Hutcheson also said he’s a co-founder of BrightScope, a company that tracks 401(k) performance. Oct. 7, BrightScope Chief Executive Officer Mike Alfred said Hutcheson was only an early adviser. “Matt was never a founder of BrightScope,” Alfred said.
And billionaire Marc Lasry’s Avenue Capital Group in New York disputes Hutcheson’s email claiming the hedge fund pledged $50 million toward Tamarack. “It absolutely misrepresents our level of involvement, since we have none,” Avenue Capital said.
Hutcheson disagreed with Alfred’s assessment of his BrightScope role and maintains he has documents showing Avenue Capital’s interest, but didn’t provide them to the AP.
Hutcheson emerged suddenly in Idaho last year with his bid for Tamarack.
Its French-born owner, Jean-Pierre Boespflug, who is now on the run from banks and has disappeared, was trying to unload the property after defaulting on a $250 million loan from lenders, including Credit Suisse Group in 2008.
Hutcheson relished the role of rescuer — not just for the resort, but the region where it was located. “I’m on a humanitarian mission for the people of Valley County,” Hutcheson said.
So far, however, Hutcheson hasn’t assembled financing to complete his first foray into speculative vacation real estate.
This January, he backed out of a deal to buy Tamarack’s golf course, leaving its majority owner, Randy Hopkins, at the title company with sale documents — but no cash.
“It simply didn’t happen,” Hopkins said, adding Hutcheson never told him why.
Hutcheson did acquire a $3.5 million promissory note on the golf course.
Now, even that’s in question.
A new lawsuit, filed in Virginia’s Rappahannock County Circuit Court, alleges Hutcheson defaulted on a $425,000 hard-money loan this year and now won’t relinquish the golf course note that he’d pledged as collateral.
Hutcheson declined to tell the AP where he got the cash to buy the golf course note.
In August, Rolf Trautmann and Dennis Maher, two Washington state actuaries, complained to the Department of Labor about Hutcheson’s handling of $1.9 million in G Fiduciary, a retirement plan where Hutcheson had been trustee until recently.
Trautmann and Maher say Hutcheson wanted them to credit the money to a new plan without actually transferring it — or telling them where the cash was.
“We refused,” Trautmann said. “We don’t know if he has done anything wrong, but it doesn’t smell right.”

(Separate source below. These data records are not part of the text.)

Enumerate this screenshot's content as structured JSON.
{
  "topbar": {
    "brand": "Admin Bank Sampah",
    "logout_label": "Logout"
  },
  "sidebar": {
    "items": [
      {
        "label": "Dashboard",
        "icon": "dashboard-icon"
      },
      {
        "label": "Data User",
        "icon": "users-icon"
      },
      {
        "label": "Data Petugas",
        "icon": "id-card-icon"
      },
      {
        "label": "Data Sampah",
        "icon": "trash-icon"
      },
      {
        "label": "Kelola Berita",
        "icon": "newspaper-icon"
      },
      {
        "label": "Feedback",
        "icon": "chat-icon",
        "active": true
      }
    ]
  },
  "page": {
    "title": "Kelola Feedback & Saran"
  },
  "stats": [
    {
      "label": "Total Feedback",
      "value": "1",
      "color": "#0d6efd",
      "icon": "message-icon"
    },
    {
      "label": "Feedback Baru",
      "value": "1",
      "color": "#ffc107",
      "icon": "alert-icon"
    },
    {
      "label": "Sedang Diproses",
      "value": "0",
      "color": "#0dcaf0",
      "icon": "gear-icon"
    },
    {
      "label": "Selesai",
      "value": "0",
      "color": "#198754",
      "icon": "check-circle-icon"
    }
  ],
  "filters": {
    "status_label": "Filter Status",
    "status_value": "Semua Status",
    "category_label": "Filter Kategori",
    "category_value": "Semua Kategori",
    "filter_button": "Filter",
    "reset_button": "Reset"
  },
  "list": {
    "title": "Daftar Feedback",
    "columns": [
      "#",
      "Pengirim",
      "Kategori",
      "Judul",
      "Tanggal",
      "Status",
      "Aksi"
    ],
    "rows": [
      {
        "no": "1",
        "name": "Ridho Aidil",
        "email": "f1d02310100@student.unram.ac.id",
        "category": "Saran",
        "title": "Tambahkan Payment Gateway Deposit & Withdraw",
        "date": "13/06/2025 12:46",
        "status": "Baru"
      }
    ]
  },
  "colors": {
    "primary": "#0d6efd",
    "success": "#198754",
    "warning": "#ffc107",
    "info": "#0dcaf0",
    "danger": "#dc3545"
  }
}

Hutcheson, 41, also won’t detail the whereabouts of $275,000 from a North Carolina dentist’s office 401(k) plan, saying only a “liquidity event” froze the funds. And Hawaii-based investment manager Cris Borden said he’s pressed Hutcheson for months about $24,000 belonging to employees of a Honolulu restaurant and its owner, Jesus Puerto, to no avail.
“Where is Jesus’ money?” Borden wrote Hutcheson in a Sept. 20 email.
His new lawyer said everything will be cleared up.
“The money is secure, the money is bonded and the money is insured,” said Hutcheson’s attorney Dennis Charney. “We will demonstrate to the appropriate forum at the appropriate time that Mr. Hutcheson’s dealings are above-board and perfectly legitimate.”
The Department of Labor declined comment.
Amid these concerns, however, Hutcheson’s one-time supporters are distancing themselves.
Ary Rosenbaum, a New York lawyer who has taken over as fiduciary at the $7 million, multi-employer National Retirement Security Plan that Hutcheson founded, said Hutcheson relinquished all his duties there on Oct. 4.
“Believe me, I’ve seen quite a lot of messes,” Rosenbaum said. “This one is odd.”